What had resulted from Metabolism and the Environment Society’s project demonstrated how cross–disciplinary collaboration was far from a bland mix, but marked by a negotiation of heterogeneous content that could produce something new, as opposed to mere multiplications, through the regeneration of each discipline. The value of Expo ‘70 was thus beyond its complicity with commerce, but about the combinatorial creativity that it had produced — an indirect result of the “mixing chamber” in Tange’s home ten years before.’
- Excerpt from a recent article: "CrissCross: A Glimpse of the Graphic Designer’s Cross-disciplinary Collaborations in 1960s Tokyo" (The Design Society Journal Issue No. 7, p. 70-83, Sept 2013). My exploration of patterns in the motivation, mechanism and effects of graphic designer Awazu Kiyoshi's work across art, film, and architecture in 1960s Tokyo, was in response to the issue's theme surrounding “context”.

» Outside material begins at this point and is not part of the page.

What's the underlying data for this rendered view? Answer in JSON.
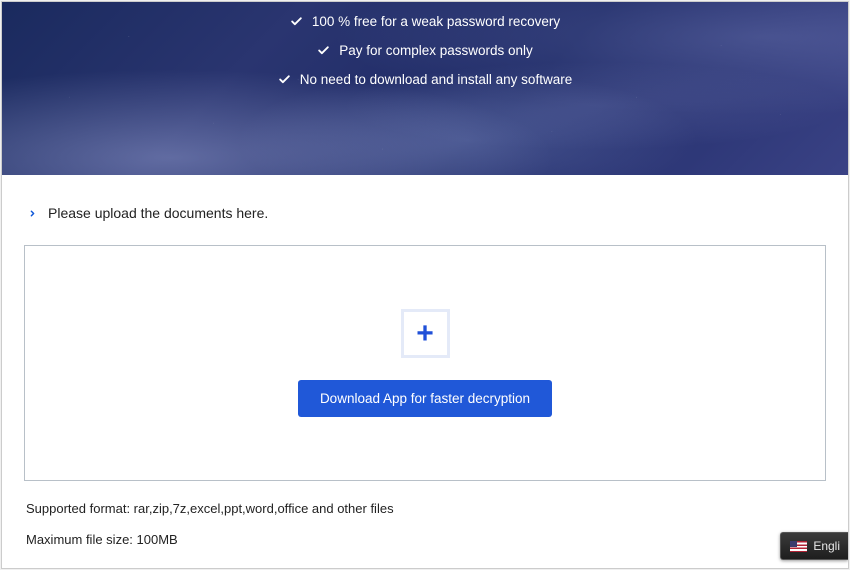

From left: Cover of Metabolism 1960 designed by Awazu: The Proposals for New Urbanism; Izumo Shrine Steel Gate (1963) designed by Awazu; installation collaboratively produced by Awazu and the Metabolists at Expo ‘70.